Electrical brain stimulation, in addition to rehabilitation, may help stroke patients recover their motor skill functions. A recent study showed that patients with the electrical treatment performed better on a range of tasks than those taking part in the usual rehabilitation.
Transcranial direct current stimulation (tDCS) was the painless treatment used, which uses electrical currents to stimulate parts of the brain. The study from Oxford University investigated this method and the possible benefits it could bring to improve rehabilitation results.
“This showed that the patients who had received tDCS were better able to use their hands and arms for movements such as lifting, reaching and grasping objects,” said Professor Heidi Johansen-Berg, from Oxford’s Nuffield Department of Clinical Neurosciences.
For the study, 24 people whose hand and arm functions had been affected by a stroke were evaluated. Researchers split them into two groups, one received nine days of motor training plus tDCS, while the other received also nine days of motor treatment but placebo tDCS, as reported by Medical Daily.
The placebo effect was conducted using fake electrodes unable to actually deliver any current. This method was necessary to rule out any possible psychological boost from receiving extra treatment.
Motor skills were measured before, during and after the training to see how much each group has improved and whether the tDCS was actually generating any difference among the tests.

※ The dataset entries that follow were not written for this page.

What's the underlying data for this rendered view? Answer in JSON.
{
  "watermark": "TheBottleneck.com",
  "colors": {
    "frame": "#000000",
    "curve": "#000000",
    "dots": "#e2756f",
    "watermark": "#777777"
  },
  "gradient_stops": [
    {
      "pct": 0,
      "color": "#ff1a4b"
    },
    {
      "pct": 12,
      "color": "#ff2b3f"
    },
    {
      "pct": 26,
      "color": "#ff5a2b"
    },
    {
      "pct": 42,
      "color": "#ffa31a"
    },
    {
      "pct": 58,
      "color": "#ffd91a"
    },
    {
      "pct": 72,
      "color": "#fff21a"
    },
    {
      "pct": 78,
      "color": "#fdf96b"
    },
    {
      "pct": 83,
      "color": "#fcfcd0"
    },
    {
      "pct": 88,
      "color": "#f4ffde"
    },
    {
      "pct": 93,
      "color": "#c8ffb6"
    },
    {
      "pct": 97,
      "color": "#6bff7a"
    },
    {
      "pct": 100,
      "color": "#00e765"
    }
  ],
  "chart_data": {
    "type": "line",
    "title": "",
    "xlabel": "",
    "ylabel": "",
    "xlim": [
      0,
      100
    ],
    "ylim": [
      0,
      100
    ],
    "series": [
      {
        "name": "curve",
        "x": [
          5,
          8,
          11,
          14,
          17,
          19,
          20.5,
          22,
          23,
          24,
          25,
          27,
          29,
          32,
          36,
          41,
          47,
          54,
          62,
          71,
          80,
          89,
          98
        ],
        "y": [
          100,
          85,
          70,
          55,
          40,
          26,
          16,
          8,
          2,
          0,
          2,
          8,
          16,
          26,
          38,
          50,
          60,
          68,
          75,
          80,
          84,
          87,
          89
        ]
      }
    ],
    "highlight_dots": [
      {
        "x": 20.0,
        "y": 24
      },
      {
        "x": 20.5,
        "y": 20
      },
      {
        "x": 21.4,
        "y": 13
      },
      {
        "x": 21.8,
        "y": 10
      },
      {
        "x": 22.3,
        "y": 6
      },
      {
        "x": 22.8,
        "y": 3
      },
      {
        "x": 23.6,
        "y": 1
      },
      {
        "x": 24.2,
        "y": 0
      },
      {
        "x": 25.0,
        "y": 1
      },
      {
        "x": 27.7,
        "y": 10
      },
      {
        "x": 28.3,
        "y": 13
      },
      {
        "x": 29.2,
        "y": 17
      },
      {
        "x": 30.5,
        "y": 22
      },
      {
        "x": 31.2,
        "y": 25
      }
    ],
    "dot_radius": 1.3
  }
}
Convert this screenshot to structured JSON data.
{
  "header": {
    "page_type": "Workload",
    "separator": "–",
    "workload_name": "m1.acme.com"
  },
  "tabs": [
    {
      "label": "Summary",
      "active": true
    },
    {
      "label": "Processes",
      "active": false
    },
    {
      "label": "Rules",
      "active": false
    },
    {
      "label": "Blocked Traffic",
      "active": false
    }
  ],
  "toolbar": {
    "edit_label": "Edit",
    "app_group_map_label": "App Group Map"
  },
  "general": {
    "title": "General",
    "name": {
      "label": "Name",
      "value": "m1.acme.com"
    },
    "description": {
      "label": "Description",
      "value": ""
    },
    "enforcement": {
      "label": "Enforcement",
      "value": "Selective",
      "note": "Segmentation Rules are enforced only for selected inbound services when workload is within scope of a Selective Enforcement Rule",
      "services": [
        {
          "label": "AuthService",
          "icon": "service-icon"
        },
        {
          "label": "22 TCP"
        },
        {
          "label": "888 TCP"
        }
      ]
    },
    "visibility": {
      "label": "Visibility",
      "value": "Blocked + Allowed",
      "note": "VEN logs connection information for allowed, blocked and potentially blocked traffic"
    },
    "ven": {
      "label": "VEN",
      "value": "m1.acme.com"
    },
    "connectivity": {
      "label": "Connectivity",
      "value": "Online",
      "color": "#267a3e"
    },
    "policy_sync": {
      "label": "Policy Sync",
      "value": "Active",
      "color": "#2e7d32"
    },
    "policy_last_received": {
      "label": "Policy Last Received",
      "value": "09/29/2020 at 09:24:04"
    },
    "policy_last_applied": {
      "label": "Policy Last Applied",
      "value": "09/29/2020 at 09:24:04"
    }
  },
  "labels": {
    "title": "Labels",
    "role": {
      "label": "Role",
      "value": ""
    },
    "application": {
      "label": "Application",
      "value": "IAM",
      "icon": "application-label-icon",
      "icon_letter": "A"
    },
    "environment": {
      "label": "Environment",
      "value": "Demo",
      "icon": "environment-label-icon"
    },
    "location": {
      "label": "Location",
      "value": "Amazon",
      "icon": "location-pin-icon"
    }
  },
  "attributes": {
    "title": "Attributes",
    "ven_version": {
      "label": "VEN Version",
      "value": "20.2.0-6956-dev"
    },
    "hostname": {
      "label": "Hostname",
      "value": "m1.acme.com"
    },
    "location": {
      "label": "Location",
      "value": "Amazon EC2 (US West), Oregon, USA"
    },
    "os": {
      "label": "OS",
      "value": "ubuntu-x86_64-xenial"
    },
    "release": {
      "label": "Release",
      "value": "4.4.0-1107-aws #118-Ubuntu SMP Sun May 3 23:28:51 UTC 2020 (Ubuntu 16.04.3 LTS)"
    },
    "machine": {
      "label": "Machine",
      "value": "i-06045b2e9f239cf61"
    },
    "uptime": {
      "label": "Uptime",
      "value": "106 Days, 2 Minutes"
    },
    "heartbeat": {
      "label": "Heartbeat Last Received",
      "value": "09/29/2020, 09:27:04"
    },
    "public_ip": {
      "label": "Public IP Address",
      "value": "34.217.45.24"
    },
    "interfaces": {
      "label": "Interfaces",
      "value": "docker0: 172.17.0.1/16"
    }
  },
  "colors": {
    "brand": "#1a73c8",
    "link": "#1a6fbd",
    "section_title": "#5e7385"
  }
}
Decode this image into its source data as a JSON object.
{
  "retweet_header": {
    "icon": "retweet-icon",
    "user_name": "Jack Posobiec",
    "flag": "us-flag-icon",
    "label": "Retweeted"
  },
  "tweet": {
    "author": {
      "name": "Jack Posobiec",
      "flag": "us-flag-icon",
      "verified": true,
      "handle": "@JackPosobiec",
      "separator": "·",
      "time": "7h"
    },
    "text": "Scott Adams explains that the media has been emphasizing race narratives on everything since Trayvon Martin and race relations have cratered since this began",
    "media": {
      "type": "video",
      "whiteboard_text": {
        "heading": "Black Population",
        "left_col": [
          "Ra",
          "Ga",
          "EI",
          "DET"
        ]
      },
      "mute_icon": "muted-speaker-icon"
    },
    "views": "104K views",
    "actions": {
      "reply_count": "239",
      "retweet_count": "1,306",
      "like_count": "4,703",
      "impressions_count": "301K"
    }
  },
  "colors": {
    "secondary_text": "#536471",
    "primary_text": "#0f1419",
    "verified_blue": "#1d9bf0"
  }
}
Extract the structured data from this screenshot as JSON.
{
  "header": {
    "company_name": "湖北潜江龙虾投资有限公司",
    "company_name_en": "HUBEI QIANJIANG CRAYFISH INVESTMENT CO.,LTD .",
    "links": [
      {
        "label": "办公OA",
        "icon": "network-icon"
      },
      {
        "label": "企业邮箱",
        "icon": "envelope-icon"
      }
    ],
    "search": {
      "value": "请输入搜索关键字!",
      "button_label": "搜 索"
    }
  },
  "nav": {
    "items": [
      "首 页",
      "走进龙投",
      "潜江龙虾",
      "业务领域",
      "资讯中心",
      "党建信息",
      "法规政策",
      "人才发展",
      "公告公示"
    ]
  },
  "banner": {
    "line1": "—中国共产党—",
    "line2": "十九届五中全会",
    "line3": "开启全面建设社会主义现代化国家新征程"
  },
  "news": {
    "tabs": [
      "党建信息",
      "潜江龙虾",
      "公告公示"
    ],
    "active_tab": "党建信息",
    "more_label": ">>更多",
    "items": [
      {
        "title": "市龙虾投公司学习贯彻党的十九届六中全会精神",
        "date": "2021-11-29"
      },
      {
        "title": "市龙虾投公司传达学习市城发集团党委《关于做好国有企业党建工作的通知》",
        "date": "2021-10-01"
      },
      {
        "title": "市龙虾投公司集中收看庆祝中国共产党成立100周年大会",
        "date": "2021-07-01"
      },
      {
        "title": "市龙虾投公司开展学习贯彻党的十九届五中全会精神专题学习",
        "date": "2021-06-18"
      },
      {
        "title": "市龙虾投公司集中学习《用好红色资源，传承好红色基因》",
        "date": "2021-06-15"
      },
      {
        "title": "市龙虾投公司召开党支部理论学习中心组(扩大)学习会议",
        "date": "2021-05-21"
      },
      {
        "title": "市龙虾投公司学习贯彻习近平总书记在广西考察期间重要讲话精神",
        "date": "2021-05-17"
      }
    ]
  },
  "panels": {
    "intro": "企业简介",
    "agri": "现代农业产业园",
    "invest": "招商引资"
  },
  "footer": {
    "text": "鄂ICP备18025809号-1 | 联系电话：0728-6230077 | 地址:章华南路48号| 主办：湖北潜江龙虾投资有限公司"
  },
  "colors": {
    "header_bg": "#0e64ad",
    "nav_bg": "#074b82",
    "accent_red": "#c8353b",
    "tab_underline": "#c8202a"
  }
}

Three months after, the group that had received tDCS showed greater improvements in all areas measured compared to those in the control group. The tDCS group had better use of their hands and arms for movements such as lifting, reaching and grasping objects, the team said.
Brain scans also indicated that the tDCS group had more activity in the brain areas relevant to motor skill than the others who do not receive the electrical stimulation.
Bigger trials needed for conclusive results
According to Jane Burridge, professor of restorative neuroscience at the University of Southampton, who was not involved with the study, a bigger trial is needed to be certain of the results. The overall view when all the data is put together, from many studies, is that there is no clear benefit, she added.
Authors from the study agreed with Burridge. The new research has its limitations, admitted Professor Heidi Johansen-Berg. “One thing it does not allow us to do at all is get at the question of variability,” she said.
The treatment is not expected to work for everybody, there will be some people it will work well for and some people who it will not, and that is something the study did not show due to the small number of subjects, added Johansen-Berg.
Source: The Guardian